Material provided:
________________

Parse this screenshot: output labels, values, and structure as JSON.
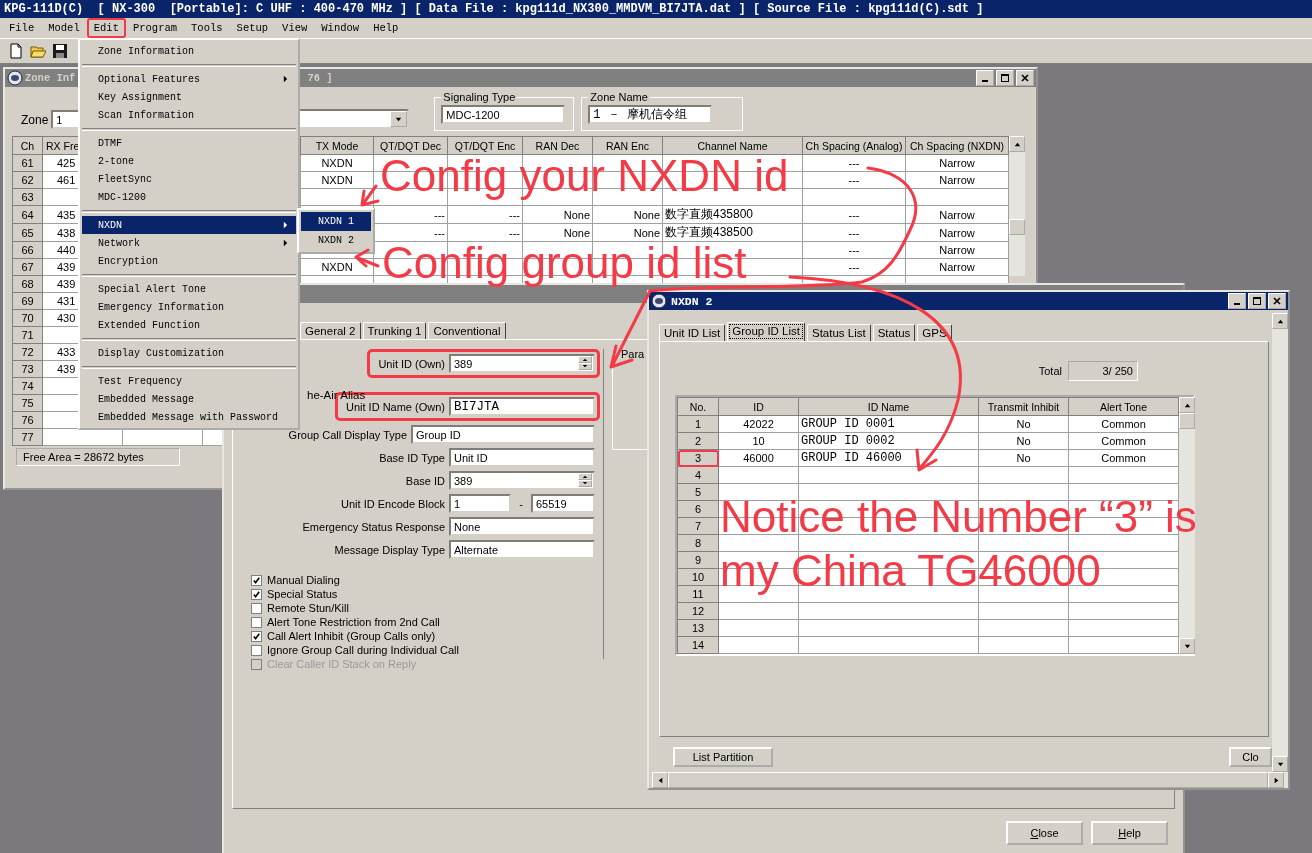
{
  "window": {
    "title": "KPG-111D(C)  [ NX-300  [Portable]: C UHF : 400-470 MHz ] [ Data File : kpg111d_NX300_MMDVM_BI7JTA.dat ] [ Source File : kpg111d(C).sdt ]"
  },
  "menu_bar": [
    {
      "label": "File",
      "selected": false
    },
    {
      "label": "Model",
      "selected": false
    },
    {
      "label": "Edit",
      "selected": true
    },
    {
      "label": "Program",
      "selected": false
    },
    {
      "label": "Tools",
      "selected": false
    },
    {
      "label": "Setup",
      "selected": false
    },
    {
      "label": "View",
      "selected": false
    },
    {
      "label": "Window",
      "selected": false
    },
    {
      "label": "Help",
      "selected": false
    }
  ],
  "edit_menu": [
    [
      {
        "label": "Zone Information",
        "has_submenu": false,
        "selected": false
      }
    ],
    [
      {
        "label": "Optional Features",
        "has_submenu": true,
        "selected": false
      },
      {
        "label": "Key Assignment",
        "has_submenu": false,
        "selected": false
      },
      {
        "label": "Scan Information",
        "has_submenu": false,
        "selected": false
      }
    ],
    [
      {
        "label": "DTMF",
        "has_submenu": false,
        "selected": false
      },
      {
        "label": "2-tone",
        "has_submenu": false,
        "selected": false
      },
      {
        "label": "FleetSync",
        "has_submenu": false,
        "selected": false
      },
      {
        "label": "MDC-1200",
        "has_submenu": false,
        "selected": false
      }
    ],
    [
      {
        "label": "NXDN",
        "has_submenu": true,
        "selected": true
      },
      {
        "label": "Network",
        "has_submenu": true,
        "selected": false
      },
      {
        "label": "Encryption",
        "has_submenu": false,
        "selected": false
      }
    ],
    [
      {
        "label": "Special Alert Tone",
        "has_submenu": false,
        "selected": false
      },
      {
        "label": "Emergency Information",
        "has_submenu": false,
        "selected": false
      },
      {
        "label": "Extended Function",
        "has_submenu": false,
        "selected": false
      }
    ],
    [
      {
        "label": "Display Customization",
        "has_submenu": false,
        "selected": false
      }
    ],
    [
      {
        "label": "Test Frequency",
        "has_submenu": false,
        "selected": false
      },
      {
        "label": "Embedded Message",
        "has_submenu": false,
        "selected": false
      },
      {
        "label": "Embedded Message with Password",
        "has_submenu": false,
        "selected": false
      }
    ]
  ],
  "nxdn_submenu": [
    {
      "label": "NXDN 1",
      "selected": true
    },
    {
      "label": "NXDN 2",
      "selected": false
    }
  ],
  "zone_window": {
    "title_start": "Zone Inf",
    "title_end": "76 ]",
    "zone_label": "Zone",
    "zone_value": "1",
    "signaling_type": {
      "label": "Signaling Type",
      "value": "MDC-1200"
    },
    "zone_name": {
      "label": "Zone Name",
      "value": "1 － 摩机信令组"
    },
    "columns": [
      "Ch",
      "RX Fre",
      "TX Mode",
      "QT/DQT Dec",
      "QT/DQT Enc",
      "RAN Dec",
      "RAN Enc",
      "Channel Name",
      "Ch Spacing (Analog)",
      "Ch Spacing (NXDN)"
    ],
    "rows": [
      {
        "ch": "61",
        "rx": "425",
        "tx_mode": "NXDN",
        "spacing_analog": "---",
        "spacing_nxdn": "Narrow"
      },
      {
        "ch": "62",
        "rx": "461",
        "tx_mode": "NXDN",
        "spacing_analog": "---",
        "spacing_nxdn": "Narrow"
      },
      {
        "ch": "63"
      },
      {
        "ch": "64",
        "rx": "435",
        "qt_dec": "---",
        "qt_enc": "---",
        "ran_dec": "None",
        "ran_enc": "None",
        "channel_name": "数字直频435800",
        "spacing_analog": "---",
        "spacing_nxdn": "Narrow"
      },
      {
        "ch": "65",
        "rx": "438",
        "qt_dec": "---",
        "qt_enc": "---",
        "ran_dec": "None",
        "ran_enc": "None",
        "channel_name": "数字直频438500",
        "spacing_analog": "---",
        "spacing_nxdn": "Narrow"
      },
      {
        "ch": "66",
        "rx": "440",
        "spacing_analog": "---",
        "spacing_nxdn": "Narrow"
      },
      {
        "ch": "67",
        "rx": "439",
        "tx_mode": "NXDN",
        "spacing_analog": "---",
        "spacing_nxdn": "Narrow"
      },
      {
        "ch": "68",
        "rx": "439"
      },
      {
        "ch": "69",
        "rx": "431"
      },
      {
        "ch": "70",
        "rx": "430"
      },
      {
        "ch": "71"
      },
      {
        "ch": "72",
        "rx": "433"
      },
      {
        "ch": "73",
        "rx": "439"
      },
      {
        "ch": "74"
      },
      {
        "ch": "75"
      },
      {
        "ch": "76"
      },
      {
        "ch": "77"
      }
    ],
    "free_area": "Free Area = 28672 bytes"
  },
  "unit_window": {
    "tabs": [
      {
        "label": "General 2",
        "selected": false
      },
      {
        "label": "Trunking 1",
        "selected": false
      },
      {
        "label": "Conventional",
        "selected": false
      }
    ],
    "alias_label": "he-Air Alias",
    "params_label": "Para",
    "fields": [
      {
        "kind": "spin",
        "label": "Unit ID (Own)",
        "value": "389",
        "annotated": true
      },
      {
        "kind": "gap"
      },
      {
        "kind": "mono",
        "label": "Unit ID Name (Own)",
        "value": "BI7JTA",
        "annotated": true
      },
      {
        "kind": "wide",
        "label": "Group Call Display Type",
        "value": "Group ID",
        "annotated": false
      },
      {
        "kind": "text",
        "label": "Base ID Type",
        "value": "Unit ID",
        "annotated": false
      },
      {
        "kind": "spin",
        "label": "Base ID",
        "value": "389",
        "annotated": false
      },
      {
        "kind": "range",
        "label": "Unit ID Encode Block",
        "value": "1",
        "separator": "-",
        "value_to": "65519",
        "annotated": false
      },
      {
        "kind": "text",
        "label": "Emergency Status Response",
        "value": "None",
        "annotated": false
      },
      {
        "kind": "text",
        "label": "Message Display Type",
        "value": "Alternate",
        "annotated": false
      }
    ],
    "checkboxes": [
      {
        "label": "Manual Dialing",
        "checked": true,
        "disabled": false
      },
      {
        "label": "Special Status",
        "checked": true,
        "disabled": false
      },
      {
        "label": "Remote Stun/Kill",
        "checked": false,
        "disabled": false
      },
      {
        "label": "Alert Tone Restriction from 2nd Call",
        "checked": false,
        "disabled": false
      },
      {
        "label": "Call Alert Inhibit (Group Calls only)",
        "checked": true,
        "disabled": false
      },
      {
        "label": "Ignore Group Call during Individual Call",
        "checked": false,
        "disabled": false
      },
      {
        "label": "Clear Caller ID Stack on Reply",
        "checked": false,
        "disabled": true
      }
    ],
    "buttons": [
      "Close",
      "Help"
    ]
  },
  "nxdn2_window": {
    "title": "NXDN 2",
    "tabs": [
      {
        "label": "Unit ID List",
        "selected": false
      },
      {
        "label": "Group ID List",
        "selected": true
      },
      {
        "label": "Status List",
        "selected": false
      },
      {
        "label": "Status",
        "selected": false
      },
      {
        "label": "GPS",
        "selected": false
      }
    ],
    "total_label": "Total",
    "total_value": "3/ 250",
    "columns": [
      "No.",
      "ID",
      "ID Name",
      "Transmit Inhibit",
      "Alert Tone"
    ],
    "rows": [
      {
        "no": "1",
        "id": "42022",
        "name": "GROUP ID 0001",
        "inhibit": "No",
        "alert": "Common",
        "annotated": false
      },
      {
        "no": "2",
        "id": "10",
        "name": "GROUP ID 0002",
        "inhibit": "No",
        "alert": "Common",
        "annotated": false
      },
      {
        "no": "3",
        "id": "46000",
        "name": "GROUP ID 46000",
        "inhibit": "No",
        "alert": "Common",
        "annotated": true
      },
      {
        "no": "4",
        "annotated": false
      },
      {
        "no": "5",
        "annotated": false
      },
      {
        "no": "6",
        "annotated": false
      },
      {
        "no": "7",
        "annotated": false
      },
      {
        "no": "8",
        "annotated": false
      },
      {
        "no": "9",
        "annotated": false
      },
      {
        "no": "10",
        "annotated": false
      },
      {
        "no": "11",
        "annotated": false
      },
      {
        "no": "12",
        "annotated": false
      },
      {
        "no": "13",
        "annotated": false
      },
      {
        "no": "14",
        "annotated": false
      }
    ],
    "buttons": [
      "List Partition",
      "Clo"
    ]
  },
  "annotations": [
    "Config your NXDN id",
    "Config group id list",
    "Notice the Number “3” is my China TG46000"
  ]
}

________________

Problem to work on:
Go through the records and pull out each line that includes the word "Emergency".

Solution to the exercise:
        "label": "Emergency Information",
        "label": "Emergency Status Response",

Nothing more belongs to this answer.